◆ **WHAT IS NEEDED**
When you spot the word "name" in a line of the data below, copy that line.

[Entries from a dataset of interfaces]
▽

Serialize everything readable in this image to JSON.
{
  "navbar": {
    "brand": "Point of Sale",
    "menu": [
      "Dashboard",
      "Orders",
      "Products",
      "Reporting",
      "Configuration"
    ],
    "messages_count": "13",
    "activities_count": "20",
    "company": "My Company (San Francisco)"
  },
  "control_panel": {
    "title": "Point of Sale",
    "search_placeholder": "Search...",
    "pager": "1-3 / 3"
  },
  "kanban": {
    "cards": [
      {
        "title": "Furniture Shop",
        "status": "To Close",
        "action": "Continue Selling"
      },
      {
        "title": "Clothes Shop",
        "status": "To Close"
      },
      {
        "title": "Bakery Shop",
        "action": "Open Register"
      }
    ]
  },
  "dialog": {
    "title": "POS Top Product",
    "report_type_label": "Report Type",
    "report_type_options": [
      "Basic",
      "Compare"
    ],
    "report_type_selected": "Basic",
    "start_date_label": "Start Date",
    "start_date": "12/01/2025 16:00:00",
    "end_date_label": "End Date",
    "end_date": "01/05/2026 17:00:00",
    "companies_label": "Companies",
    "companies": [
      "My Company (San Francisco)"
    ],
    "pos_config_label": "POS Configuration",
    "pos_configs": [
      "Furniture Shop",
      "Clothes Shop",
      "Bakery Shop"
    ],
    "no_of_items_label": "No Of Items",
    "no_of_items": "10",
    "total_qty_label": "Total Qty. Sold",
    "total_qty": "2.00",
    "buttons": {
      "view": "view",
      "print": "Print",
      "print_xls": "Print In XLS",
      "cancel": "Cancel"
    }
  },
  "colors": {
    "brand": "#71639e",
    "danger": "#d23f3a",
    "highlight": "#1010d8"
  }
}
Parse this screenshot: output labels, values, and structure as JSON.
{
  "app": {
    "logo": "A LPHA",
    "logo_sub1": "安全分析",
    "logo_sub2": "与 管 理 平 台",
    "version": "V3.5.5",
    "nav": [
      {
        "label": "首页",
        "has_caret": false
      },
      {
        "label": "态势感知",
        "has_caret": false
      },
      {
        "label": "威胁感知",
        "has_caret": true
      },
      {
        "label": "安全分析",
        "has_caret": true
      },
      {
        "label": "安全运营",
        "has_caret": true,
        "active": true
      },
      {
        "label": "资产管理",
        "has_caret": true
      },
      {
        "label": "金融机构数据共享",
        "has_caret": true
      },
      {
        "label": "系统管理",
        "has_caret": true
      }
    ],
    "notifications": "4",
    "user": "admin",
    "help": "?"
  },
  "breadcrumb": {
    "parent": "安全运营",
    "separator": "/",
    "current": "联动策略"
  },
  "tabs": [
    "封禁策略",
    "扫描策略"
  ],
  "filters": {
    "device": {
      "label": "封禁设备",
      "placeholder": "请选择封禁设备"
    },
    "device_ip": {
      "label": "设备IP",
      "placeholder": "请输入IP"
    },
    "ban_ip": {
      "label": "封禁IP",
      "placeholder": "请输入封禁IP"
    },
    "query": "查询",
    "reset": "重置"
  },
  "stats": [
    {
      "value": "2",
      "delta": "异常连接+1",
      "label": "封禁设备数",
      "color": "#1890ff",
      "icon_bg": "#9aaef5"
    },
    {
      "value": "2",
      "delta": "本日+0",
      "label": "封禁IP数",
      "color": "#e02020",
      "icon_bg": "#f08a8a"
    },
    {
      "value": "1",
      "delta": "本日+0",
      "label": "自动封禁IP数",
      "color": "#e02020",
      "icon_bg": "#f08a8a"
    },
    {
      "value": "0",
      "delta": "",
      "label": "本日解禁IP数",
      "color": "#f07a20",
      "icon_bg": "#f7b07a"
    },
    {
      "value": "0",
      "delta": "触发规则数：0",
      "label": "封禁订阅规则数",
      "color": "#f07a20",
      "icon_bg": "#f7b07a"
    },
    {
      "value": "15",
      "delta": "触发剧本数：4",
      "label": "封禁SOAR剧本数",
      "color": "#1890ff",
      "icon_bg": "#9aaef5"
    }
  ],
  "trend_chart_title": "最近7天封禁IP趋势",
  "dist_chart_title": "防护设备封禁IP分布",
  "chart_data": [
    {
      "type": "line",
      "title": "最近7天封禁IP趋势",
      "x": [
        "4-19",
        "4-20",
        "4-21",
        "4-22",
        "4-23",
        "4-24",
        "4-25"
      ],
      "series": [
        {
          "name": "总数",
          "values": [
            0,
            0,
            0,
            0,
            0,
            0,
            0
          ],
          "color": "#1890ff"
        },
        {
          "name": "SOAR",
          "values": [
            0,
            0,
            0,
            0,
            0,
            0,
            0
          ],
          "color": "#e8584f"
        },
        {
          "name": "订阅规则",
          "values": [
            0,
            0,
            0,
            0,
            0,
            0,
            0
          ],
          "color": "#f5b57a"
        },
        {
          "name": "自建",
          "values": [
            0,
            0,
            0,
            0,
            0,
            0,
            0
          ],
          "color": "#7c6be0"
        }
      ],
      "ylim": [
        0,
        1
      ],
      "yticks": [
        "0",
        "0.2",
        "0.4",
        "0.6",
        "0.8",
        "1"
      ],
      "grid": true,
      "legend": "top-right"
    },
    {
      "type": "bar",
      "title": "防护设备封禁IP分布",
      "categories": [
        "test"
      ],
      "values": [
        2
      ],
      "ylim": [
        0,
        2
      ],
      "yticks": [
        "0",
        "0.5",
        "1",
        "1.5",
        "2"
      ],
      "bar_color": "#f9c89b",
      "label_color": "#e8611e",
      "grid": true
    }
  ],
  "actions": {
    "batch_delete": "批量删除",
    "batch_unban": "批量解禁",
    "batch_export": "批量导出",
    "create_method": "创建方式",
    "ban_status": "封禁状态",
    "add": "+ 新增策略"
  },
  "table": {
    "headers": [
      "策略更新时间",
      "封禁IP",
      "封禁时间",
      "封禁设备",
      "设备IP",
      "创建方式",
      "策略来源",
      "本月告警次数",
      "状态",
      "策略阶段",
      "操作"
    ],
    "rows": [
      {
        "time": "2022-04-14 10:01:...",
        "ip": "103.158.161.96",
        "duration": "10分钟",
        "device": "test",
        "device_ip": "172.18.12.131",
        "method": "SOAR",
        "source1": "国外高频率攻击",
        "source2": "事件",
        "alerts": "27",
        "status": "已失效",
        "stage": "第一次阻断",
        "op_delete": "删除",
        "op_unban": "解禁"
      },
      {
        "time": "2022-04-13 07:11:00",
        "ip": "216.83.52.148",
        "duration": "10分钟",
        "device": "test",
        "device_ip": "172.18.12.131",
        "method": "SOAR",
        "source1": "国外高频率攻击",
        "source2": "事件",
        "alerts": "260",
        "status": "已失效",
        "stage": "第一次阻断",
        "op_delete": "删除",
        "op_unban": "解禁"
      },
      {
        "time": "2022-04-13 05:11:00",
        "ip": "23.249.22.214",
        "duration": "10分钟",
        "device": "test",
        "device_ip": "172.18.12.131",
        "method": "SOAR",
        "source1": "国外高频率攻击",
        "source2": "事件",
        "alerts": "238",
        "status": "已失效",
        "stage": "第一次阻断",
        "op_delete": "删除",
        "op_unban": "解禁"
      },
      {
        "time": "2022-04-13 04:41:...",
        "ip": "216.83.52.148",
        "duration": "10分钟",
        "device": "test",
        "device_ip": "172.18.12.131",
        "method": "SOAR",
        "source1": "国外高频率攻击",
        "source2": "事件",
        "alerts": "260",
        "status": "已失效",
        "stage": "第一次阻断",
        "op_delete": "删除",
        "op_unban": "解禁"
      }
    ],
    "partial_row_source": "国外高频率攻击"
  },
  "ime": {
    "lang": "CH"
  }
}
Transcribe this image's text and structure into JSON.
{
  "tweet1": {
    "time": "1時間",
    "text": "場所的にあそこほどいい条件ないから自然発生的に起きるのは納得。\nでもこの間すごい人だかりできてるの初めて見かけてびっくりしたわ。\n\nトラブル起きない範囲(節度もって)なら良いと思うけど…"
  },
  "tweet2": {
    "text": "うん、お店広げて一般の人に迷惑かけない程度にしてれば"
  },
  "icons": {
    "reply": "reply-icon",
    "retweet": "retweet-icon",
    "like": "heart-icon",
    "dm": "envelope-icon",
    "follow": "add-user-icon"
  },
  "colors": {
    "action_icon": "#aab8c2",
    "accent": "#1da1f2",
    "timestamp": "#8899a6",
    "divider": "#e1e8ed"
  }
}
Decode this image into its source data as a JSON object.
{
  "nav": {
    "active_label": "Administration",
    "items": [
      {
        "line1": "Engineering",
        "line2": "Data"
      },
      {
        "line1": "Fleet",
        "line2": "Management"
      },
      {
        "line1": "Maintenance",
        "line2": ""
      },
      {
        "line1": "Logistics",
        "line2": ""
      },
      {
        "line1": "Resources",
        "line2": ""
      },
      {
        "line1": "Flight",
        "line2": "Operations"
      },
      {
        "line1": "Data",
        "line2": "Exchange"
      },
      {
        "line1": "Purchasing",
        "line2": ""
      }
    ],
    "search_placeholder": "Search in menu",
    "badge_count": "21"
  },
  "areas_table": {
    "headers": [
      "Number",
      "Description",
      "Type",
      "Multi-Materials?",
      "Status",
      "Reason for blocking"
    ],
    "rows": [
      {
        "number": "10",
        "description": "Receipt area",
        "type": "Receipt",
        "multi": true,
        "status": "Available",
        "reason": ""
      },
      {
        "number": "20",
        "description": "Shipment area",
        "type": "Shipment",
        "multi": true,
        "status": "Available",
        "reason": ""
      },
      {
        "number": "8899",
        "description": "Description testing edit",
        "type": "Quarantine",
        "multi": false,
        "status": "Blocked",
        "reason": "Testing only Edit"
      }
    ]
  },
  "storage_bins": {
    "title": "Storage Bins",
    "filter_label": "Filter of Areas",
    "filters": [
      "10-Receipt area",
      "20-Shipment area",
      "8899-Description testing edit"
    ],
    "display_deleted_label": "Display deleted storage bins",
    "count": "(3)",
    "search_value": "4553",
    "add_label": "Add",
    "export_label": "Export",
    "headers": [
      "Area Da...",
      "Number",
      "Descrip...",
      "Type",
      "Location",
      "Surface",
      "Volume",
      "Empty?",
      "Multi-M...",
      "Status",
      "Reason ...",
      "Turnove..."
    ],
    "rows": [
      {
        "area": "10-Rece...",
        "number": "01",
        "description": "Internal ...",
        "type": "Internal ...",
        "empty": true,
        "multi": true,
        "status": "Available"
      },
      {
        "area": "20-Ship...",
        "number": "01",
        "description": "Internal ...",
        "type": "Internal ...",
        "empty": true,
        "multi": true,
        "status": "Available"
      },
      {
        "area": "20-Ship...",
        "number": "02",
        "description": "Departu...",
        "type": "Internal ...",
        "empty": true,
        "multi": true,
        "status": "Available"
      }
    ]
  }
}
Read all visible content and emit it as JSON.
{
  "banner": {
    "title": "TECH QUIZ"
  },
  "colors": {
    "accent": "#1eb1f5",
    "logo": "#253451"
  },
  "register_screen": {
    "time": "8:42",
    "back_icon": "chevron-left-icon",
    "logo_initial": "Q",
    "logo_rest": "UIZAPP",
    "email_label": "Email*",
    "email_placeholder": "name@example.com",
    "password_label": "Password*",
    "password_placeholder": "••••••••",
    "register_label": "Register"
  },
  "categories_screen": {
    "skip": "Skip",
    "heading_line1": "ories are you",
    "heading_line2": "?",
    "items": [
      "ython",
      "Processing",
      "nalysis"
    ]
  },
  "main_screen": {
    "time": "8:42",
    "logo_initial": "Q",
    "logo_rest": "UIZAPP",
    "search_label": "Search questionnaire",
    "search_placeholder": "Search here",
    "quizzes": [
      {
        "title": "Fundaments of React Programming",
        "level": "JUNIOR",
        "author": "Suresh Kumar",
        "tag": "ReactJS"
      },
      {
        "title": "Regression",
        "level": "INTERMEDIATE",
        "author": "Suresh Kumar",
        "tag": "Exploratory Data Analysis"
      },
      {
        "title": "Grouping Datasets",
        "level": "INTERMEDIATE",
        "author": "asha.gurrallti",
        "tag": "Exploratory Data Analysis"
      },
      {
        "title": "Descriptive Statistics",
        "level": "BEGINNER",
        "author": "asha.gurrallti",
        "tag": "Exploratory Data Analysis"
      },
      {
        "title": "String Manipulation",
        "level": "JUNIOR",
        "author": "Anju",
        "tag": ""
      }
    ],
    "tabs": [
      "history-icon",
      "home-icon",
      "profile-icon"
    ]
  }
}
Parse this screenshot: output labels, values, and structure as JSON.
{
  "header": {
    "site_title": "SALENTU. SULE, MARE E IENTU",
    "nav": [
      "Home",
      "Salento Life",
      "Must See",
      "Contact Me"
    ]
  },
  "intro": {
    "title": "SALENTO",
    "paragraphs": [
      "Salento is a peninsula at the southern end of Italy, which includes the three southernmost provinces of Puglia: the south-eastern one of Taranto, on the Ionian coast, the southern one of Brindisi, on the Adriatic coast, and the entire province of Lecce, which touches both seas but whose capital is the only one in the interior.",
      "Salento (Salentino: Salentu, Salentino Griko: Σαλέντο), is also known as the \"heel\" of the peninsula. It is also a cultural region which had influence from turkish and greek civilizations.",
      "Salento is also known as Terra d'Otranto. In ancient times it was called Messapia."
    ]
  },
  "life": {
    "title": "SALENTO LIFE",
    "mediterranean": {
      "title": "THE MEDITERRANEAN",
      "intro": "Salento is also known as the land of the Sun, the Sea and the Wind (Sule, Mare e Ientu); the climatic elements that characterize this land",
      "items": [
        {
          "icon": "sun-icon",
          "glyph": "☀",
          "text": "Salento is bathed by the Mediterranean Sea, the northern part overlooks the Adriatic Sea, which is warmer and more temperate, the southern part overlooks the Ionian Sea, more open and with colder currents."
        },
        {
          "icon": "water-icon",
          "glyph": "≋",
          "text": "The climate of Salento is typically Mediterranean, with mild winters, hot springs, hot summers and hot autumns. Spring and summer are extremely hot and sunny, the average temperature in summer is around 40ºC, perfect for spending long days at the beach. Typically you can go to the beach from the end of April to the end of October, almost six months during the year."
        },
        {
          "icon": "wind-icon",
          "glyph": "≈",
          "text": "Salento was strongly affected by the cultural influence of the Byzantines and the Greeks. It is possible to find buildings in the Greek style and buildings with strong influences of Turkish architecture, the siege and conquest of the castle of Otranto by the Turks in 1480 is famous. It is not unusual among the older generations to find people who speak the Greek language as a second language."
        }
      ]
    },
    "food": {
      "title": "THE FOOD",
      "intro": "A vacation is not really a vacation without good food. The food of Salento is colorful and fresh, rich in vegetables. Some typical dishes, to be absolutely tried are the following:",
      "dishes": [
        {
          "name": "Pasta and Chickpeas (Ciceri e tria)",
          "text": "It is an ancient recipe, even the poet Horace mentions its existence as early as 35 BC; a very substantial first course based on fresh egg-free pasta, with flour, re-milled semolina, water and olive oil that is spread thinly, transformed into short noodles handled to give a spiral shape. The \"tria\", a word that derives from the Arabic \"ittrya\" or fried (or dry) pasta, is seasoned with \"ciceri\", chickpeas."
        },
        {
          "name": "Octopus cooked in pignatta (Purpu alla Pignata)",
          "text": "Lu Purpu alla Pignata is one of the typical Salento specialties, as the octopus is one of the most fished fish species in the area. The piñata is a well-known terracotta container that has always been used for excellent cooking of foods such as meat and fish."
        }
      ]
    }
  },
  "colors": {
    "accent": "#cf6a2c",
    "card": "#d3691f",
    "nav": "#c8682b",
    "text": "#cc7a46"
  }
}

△

◆ **RESPONSE BELOW**
          "name": "总数",
          "name": "SOAR",
          "name": "订阅规则",
          "name": "自建",
    "email_placeholder": "name@example.com",
          "name": "Pasta and Chickpeas (Ciceri e tria)",
          "name": "Octopus cooked in pignatta (Purpu alla Pignata)",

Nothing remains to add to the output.